[Data about app and page elements]
▼

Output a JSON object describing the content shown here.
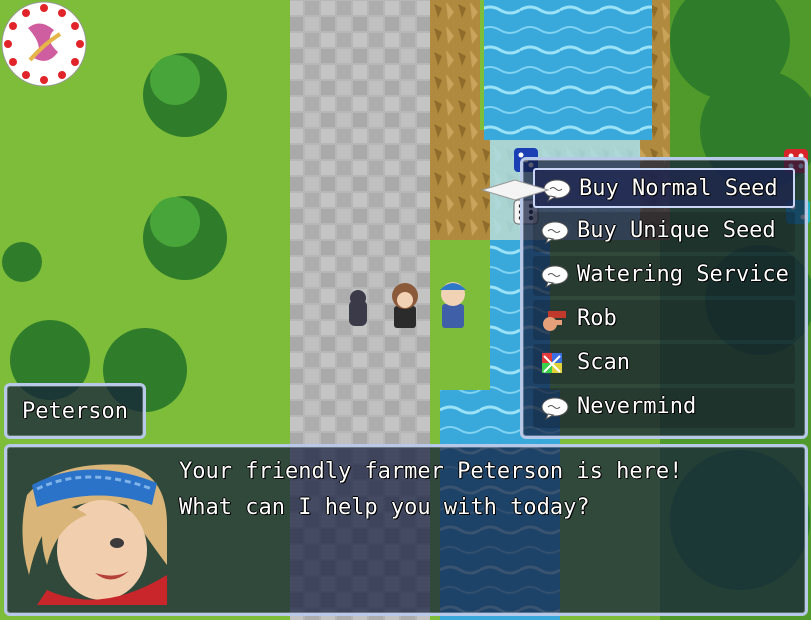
{
  "speaker": {
    "name": "Peterson"
  },
  "message": {
    "lines": [
      "Your friendly farmer Peterson is here!",
      "What can I help you with today?"
    ]
  },
  "choices": [
    {
      "label": "Buy Normal Seed",
      "icon": "speech-bubble-icon",
      "selected": true
    },
    {
      "label": "Buy Unique Seed",
      "icon": "speech-bubble-icon",
      "selected": false
    },
    {
      "label": "Watering Service",
      "icon": "speech-bubble-icon",
      "selected": false
    },
    {
      "label": "Rob",
      "icon": "hand-grab-icon",
      "selected": false
    },
    {
      "label": "Scan",
      "icon": "prism-icon",
      "selected": false
    },
    {
      "label": "Nevermind",
      "icon": "speech-bubble-icon",
      "selected": false
    }
  ],
  "colors": {
    "grass": "#7dbd3a",
    "path": "#b4b4b4",
    "water": "#3aa6d8",
    "window": "#141c3c",
    "window_border": "#b8c8e8"
  }
}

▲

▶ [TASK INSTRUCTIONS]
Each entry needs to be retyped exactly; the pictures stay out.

▶ [RESULT OF THIS TASK]
Output a JSON object describing the content shown here.
{
  "speaker": {
    "name": "Peterson"
  },
  "message": {
    "lines": [
      "Your friendly farmer Peterson is here!",
      "What can I help you with today?"
    ]
  },
  "choices": [
    {
      "label": "Buy Normal Seed",
      "icon": "speech-bubble-icon",
      "selected": true
    },
    {
      "label": "Buy Unique Seed",
      "icon": "speech-bubble-icon",
      "selected": false
    },
    {
      "label": "Watering Service",
      "icon": "speech-bubble-icon",
      "selected": false
    },
    {
      "label": "Rob",
      "icon": "hand-grab-icon",
      "selected": false
    },
    {
      "label": "Scan",
      "icon": "prism-icon",
      "selected": false
    },
    {
      "label": "Nevermind",
      "icon": "speech-bubble-icon",
      "selected": false
    }
  ],
  "colors": {
    "grass": "#7dbd3a",
    "path": "#b4b4b4",
    "water": "#3aa6d8",
    "window": "#141c3c",
    "window_border": "#b8c8e8"
  }
}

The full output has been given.